"Learn Your Sisters' Stories"

deadline for submissions: 
March 1, 2023
full name / name of organization: 
University of Maryland College Park
contact email: 

The "Learn Your Sisters' Stories" podcast series seeks to inform those inside and outside of academia of the challenges and rewards black women scholars face. It will also help create a community for black women students and professors currently in the academy as they find solidarity with one  another, and offer tools and support on how to navigate academic culture. Finally, it will help those who are considering going to graduate school know more about the process.

"Learn Your Sisters' Stories" takes its inspiration from Angela Davis’ Freedom is a Constant Struggle and Black feminist sociologist Jacqui Alexander’s “Learn your sisters’ stories.” Both note the importance of circulating stories as a way of keeping memory alive and how often, Davis states “those other stories are actually our own stories.” Research that goes against the main narrative galvanizes “Learn your Sisters’ Stories.” Often, we highlight the research that is being done on black bodies without heeding the care and trauma those black bodies encounter in the course of the research itself. This project seeks to fill that gap by following an affect of care within higher education and creating community for people often marginalized by the hierarchies within research institutions. 

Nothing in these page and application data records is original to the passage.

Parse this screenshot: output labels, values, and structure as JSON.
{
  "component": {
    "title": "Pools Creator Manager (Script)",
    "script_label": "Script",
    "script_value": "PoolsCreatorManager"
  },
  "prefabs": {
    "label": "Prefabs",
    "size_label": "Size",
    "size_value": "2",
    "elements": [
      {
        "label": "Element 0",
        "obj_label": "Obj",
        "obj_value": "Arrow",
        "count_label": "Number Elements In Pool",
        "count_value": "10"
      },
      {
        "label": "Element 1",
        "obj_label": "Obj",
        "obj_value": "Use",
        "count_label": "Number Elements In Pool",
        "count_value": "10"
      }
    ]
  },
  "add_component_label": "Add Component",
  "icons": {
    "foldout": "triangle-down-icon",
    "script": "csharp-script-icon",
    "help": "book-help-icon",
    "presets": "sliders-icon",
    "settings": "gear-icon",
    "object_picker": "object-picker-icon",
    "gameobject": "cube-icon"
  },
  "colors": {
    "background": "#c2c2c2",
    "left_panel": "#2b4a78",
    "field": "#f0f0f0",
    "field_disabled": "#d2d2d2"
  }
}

This project is sponsored by the Center for Literary & Comparative Studies in the Department of English, the University of Maryland Libraries, the University of Maryland Graduate School's Office of Diversity and Inclusion, and the University of Maryland Division of Research.

We are inviting graduate students, post-docs, precarious or tenured faculty, staff in academia as well as independent scholars who are in the Humanities, Sciences, Business, Law, Behavioural Sciences, Engineering and Education. 

 

We welcome conversations around any and all topics on being in academia. We also welcome articles and creative writing. 

Here are some potential themes and topics: 

 

  • Dealing with imposter syndrome while in Higher Education 

  • Being a mother & having a family while in Higher Education 

  • Facing descrimination/racism in achieving learning opportunities while in academia

  • Tools that helped you succeed while in academia 

  • Suggestions to those on the fence about furthering their education 

  • Mental Health & Academia 

  • The future of academia

  • Receiving support while writing the dissertation 

We invite abstracts of around 500 words on any of the above topics. The deadline for submission of the abstract is March 1st, 2023. 

Please email your abstracts (together with a short bio, 250 words max) for consideration to fseck1@umd.edu